Designing and Implementing DSL languages: recommended reading?

I have a great interest in learning more about Domain Specific Languages (DSL) and how to design and implement them. So I though there is no better place to ask for this than here at LtU.

I am primarily interested in building modular language interpreters that will be embedded in other languages such as Java. So I would like to understand the basic semantic building blocks of programmming languages and then different strategies and techniques for implementing them. I am more interested on language semantics and implementation, and less on language syntax.

So if you had to recommend to me a set of books, papers, etc that could walk me through all this from beginning to end, what would that be?

Any info/references would be great.

Comment viewing options

Select your preferred way to display the comments and click "Save settings" to activate your changes.

a few resources

Here's a bibliography you might find useful. You might also want to read the the weblog entries Bill Clementson wrote on the topic for some more overview-type resoruces, or check out the "other application topics" section of the "applications" page of ReadScheme for many case studies.

Check out Paul Hudak's writings.

Paul Hudak has written a Haskell tutorial book that uses two DSLs for teaching, GraphicsLib for graphics and Haskore for scoring music.
Hudak is part of the Yale Haskell Group, where he has worked on other DSLs such as Dance for describing humanoid robot control and human dance choreography.

You might also want to read his paper Modular Domain Specific Languages and Tools

--Shae Erisson -

A few books

While not dealing with DSL's per se; The Art of the Metaobject Protocol is a recommended read. It disucsses the design of one of the classic examples of metaprogramming (though domain-independent)--the Common Lisp Object System.

A recent book that I can recommend is Krzysztof Czarnecki and Ulrich Eisenecker's book Generative Programming, the website of which is here

And you might consider studying Aspect Oriented Programming, an emerging paradigm that deals with such stuff. One book I can suggest is Invasive Software Composition by Uwe Assmann (how does one type a scharfes-S into Firefox? :). It focuses on techniques for invasively composing software modules (by "invasive", one or more modules can be modified--or a "copy" created and modified--in the process). Website here.

type a scharfes-S into Firefox...

The question is only how to type an sz (this: ß) in your operating system.

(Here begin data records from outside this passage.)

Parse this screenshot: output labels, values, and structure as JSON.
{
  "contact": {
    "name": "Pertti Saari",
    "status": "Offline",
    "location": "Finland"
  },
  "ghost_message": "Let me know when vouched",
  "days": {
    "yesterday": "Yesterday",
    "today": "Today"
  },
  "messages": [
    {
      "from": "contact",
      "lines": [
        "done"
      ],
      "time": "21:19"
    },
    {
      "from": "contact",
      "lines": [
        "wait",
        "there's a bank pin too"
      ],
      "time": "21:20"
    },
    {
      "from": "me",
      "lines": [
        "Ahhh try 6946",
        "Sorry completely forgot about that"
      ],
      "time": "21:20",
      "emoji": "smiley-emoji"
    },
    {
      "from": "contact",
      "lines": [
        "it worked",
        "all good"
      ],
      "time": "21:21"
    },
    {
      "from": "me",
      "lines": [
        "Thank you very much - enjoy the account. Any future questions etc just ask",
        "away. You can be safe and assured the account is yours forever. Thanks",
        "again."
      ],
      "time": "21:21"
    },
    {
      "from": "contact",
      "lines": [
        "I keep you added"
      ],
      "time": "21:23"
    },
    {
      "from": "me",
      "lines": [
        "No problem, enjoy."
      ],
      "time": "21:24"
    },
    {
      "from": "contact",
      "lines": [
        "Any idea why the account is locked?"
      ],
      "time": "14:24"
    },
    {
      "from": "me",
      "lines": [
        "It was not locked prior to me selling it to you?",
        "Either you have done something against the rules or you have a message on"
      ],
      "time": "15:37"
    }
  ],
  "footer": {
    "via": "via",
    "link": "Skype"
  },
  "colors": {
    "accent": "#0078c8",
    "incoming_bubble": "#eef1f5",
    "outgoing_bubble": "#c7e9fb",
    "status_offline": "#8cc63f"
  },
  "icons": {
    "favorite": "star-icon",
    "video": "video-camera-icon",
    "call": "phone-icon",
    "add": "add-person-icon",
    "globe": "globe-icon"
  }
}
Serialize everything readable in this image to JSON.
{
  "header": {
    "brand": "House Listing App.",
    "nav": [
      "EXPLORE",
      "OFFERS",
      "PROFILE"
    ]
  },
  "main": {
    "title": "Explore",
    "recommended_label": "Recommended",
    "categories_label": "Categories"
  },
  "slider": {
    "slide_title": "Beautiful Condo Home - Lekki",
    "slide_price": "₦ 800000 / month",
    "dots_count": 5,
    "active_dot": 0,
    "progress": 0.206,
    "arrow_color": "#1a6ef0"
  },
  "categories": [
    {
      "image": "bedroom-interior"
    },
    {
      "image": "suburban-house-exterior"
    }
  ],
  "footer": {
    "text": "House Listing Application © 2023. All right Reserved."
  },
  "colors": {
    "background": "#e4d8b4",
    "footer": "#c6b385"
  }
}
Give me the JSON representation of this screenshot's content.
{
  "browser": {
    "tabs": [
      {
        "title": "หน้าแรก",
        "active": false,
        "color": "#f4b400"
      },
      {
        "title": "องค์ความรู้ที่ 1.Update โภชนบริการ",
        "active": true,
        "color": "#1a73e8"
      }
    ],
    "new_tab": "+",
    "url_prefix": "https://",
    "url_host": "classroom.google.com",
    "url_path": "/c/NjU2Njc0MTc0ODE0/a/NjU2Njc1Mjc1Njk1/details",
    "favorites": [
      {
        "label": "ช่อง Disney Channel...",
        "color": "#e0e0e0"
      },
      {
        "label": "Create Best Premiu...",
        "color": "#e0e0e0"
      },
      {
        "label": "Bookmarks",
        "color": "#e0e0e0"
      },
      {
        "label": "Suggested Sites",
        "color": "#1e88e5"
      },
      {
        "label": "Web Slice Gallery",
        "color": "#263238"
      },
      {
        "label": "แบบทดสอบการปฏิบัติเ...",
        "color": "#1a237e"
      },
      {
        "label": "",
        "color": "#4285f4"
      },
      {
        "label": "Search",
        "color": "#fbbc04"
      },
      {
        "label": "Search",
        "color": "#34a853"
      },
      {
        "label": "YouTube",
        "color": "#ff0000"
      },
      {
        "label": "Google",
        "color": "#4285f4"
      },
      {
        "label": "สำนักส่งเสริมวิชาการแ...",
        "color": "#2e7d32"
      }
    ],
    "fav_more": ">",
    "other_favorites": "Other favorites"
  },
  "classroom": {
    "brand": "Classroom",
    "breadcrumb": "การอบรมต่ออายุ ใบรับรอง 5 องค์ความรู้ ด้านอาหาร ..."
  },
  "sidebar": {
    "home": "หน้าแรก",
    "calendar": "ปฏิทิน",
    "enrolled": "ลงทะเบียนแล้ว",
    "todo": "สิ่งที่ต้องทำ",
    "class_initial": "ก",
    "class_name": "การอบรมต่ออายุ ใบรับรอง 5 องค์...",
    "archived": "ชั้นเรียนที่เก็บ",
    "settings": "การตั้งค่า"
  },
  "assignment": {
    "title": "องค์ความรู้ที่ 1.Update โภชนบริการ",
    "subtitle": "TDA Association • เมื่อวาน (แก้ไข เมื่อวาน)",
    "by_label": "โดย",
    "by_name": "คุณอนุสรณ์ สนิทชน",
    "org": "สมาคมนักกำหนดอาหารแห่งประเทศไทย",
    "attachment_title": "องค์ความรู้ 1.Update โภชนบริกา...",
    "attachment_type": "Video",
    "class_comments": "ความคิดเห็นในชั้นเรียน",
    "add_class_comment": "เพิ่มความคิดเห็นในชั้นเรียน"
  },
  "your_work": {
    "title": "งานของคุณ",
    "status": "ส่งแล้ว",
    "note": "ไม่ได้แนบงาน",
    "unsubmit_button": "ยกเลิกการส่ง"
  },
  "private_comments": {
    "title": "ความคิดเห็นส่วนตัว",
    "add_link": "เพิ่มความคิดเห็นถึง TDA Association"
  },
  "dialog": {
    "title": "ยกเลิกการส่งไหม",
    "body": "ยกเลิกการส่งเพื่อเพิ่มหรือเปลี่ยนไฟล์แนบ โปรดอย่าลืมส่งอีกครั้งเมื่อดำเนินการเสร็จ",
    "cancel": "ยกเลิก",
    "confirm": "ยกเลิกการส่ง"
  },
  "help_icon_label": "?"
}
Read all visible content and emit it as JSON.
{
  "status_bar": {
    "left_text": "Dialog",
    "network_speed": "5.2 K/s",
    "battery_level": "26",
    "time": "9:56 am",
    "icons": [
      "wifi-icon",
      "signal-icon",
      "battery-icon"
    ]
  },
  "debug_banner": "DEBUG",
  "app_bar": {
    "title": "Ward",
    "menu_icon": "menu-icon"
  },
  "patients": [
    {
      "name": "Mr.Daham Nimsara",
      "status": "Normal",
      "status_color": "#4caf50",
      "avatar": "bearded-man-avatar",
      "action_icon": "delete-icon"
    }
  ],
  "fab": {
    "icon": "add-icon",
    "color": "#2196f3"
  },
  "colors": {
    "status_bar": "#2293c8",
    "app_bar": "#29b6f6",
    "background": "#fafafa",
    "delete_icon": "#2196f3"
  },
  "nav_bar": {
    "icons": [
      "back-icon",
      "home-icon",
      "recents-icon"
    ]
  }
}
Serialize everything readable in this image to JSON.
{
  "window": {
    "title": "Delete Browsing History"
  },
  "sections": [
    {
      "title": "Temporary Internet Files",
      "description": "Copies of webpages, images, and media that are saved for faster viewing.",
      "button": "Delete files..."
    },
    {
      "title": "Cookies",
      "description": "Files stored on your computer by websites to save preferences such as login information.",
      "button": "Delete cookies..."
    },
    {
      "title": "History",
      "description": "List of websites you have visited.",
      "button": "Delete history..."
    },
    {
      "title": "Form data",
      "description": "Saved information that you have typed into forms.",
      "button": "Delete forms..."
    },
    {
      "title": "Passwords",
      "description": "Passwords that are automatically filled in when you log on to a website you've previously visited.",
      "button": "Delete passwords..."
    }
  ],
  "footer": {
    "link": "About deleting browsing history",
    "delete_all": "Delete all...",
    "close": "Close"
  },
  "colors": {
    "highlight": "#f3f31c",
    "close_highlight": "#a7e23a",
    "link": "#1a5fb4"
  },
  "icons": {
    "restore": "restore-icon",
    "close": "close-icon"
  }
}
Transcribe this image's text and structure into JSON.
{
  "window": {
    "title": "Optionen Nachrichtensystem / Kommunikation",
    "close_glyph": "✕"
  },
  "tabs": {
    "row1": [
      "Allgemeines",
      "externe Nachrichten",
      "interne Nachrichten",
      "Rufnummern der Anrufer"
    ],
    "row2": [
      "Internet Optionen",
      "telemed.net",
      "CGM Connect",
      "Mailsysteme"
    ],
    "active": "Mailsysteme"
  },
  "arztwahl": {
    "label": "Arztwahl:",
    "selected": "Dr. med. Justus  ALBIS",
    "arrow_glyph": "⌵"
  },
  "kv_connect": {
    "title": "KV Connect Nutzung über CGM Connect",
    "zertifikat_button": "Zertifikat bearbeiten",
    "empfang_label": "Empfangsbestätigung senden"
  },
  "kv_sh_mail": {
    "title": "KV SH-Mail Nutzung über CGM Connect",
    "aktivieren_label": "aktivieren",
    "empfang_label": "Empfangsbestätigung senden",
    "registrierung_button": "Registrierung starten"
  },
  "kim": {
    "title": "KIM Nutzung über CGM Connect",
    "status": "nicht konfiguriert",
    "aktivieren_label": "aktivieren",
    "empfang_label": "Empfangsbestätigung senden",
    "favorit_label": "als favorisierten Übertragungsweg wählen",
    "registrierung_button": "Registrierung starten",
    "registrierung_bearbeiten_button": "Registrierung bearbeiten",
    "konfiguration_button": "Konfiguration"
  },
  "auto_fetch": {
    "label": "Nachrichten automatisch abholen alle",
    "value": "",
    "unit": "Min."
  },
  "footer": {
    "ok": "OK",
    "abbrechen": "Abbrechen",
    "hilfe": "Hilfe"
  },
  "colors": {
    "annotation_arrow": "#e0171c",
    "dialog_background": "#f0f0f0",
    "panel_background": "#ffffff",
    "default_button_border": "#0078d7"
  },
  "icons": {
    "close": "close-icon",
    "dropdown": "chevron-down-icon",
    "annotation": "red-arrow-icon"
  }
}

At least, it should be.

Tony Hoare's

Hints for Programming Language Design.

Or use Lisp and embrace the implementation mechanism instead of having to hide it.

Our DSL department

As well as the DSL dept. on LtU1 ("classic" archive)

Language design

Another useful thread.

DSL should target specific problems so there is little reading

A DSL needs to address specific needs or else you are better using a language already out there. Therefore you are better reading about graph optimimizations, tree rewriting, data flow analysis, query compilation and the likes to then put together a simple yacc based front end or use an existing language as your front end.

Domain Specific Modeling information

Try DSMforum, you will find it here

Also interesting are these blogs:

Juha-Pekka on DSM
Steven Kelly on DSM